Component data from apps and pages
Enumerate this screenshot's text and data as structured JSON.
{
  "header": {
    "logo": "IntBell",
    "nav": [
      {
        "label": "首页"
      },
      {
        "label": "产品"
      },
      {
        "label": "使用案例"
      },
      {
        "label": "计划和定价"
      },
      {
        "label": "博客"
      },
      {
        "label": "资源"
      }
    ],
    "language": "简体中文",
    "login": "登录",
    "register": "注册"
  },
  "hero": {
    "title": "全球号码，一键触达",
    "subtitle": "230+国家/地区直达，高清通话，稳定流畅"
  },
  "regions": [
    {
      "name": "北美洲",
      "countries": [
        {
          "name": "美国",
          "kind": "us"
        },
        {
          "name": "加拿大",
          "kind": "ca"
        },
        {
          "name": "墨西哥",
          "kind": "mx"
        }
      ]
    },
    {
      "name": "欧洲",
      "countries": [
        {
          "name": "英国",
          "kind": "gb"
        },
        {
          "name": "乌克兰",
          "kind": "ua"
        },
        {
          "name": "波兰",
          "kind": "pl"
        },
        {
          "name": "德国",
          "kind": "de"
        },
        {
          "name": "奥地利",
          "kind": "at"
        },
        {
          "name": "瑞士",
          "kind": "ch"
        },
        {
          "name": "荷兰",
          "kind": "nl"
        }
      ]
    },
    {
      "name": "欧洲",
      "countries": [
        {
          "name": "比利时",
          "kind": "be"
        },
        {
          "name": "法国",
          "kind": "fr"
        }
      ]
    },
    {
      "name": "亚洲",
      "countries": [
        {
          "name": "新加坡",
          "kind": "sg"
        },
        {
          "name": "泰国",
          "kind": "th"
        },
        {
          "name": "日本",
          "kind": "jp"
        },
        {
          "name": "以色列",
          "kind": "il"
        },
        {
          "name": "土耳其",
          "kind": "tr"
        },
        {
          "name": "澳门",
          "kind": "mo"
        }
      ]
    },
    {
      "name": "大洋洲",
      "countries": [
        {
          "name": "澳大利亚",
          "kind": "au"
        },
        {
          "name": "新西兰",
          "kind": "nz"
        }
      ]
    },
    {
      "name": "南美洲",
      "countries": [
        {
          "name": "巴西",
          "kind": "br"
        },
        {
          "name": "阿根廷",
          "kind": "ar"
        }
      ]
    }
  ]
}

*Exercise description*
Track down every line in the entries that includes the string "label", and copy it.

*Output for this task*
        "label": "首页"
        "label": "产品"
        "label": "使用案例"
        "label": "计划和定价"
        "label": "博客"
        "label": "资源"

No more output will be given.